During a week that librarians nationwide are highlighting banned books, conservative Christian students and parents showcased their own collection outside a Fairfax County high school yesterday -- a collection they say was banned by the librarians themselves.
More than 40 students, many wearing black T-shirts stamped with the words "Closing Books Shuts Out Ideas," said they tried to donate more than 100 books about homosexuality to more than a dozen high school libraries in the past year. The initiative, organized by Colorado Springs-based Focus on the Family, was intended to add a conservative Christian perspective to shelves that the students said are stocked with "pro-gay" books.
Fairfax County's policy on library book selection says "the collection should support the diverse interests, needs and viewpoints of the school community." But library officials said donated and purchased books alike are evaluated by the same standards, including two positive reviews from professionally recognized journals.
None of the donated titles met that standard, said Susan Thornily, coordinator of library information services for Fairfax schools.

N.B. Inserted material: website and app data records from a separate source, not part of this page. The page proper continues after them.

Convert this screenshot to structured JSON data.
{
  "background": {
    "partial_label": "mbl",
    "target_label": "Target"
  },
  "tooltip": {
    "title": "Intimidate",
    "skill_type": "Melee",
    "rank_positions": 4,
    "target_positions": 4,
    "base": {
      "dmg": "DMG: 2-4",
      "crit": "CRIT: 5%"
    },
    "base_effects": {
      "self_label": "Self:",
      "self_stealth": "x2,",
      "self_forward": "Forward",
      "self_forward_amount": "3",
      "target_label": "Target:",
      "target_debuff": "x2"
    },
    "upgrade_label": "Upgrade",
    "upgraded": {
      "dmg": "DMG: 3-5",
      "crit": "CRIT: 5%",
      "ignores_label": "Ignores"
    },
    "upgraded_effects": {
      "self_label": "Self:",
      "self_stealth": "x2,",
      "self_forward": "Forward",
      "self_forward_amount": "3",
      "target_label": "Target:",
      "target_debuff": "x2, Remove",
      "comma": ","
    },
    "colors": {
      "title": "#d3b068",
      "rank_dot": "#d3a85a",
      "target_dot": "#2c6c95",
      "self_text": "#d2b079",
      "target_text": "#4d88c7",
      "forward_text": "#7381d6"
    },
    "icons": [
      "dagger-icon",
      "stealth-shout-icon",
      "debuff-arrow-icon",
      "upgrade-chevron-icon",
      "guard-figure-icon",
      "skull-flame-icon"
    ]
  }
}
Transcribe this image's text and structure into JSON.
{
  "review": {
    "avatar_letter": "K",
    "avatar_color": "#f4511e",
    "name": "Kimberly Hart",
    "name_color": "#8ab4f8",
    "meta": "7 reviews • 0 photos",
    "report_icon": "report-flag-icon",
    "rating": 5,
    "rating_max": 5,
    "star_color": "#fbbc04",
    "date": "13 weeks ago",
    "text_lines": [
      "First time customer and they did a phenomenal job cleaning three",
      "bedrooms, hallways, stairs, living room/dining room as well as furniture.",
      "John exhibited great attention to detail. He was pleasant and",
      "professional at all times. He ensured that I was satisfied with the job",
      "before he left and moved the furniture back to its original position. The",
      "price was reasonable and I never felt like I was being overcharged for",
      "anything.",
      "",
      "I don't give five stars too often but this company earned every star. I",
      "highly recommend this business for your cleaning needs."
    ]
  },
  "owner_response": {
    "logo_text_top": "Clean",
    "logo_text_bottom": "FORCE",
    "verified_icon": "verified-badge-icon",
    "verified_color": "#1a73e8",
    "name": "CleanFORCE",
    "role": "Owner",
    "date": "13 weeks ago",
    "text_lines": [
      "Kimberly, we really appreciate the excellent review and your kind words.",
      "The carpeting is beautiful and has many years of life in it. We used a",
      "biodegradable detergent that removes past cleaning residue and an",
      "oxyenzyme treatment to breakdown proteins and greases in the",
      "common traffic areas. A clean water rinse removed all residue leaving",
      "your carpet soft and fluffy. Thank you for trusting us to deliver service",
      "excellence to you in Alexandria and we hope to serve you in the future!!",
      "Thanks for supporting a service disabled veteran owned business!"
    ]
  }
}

Some librarians also said that the nonfiction books were heavy on scripture but light on research, or that the books would make gay students "feel inferior," she said.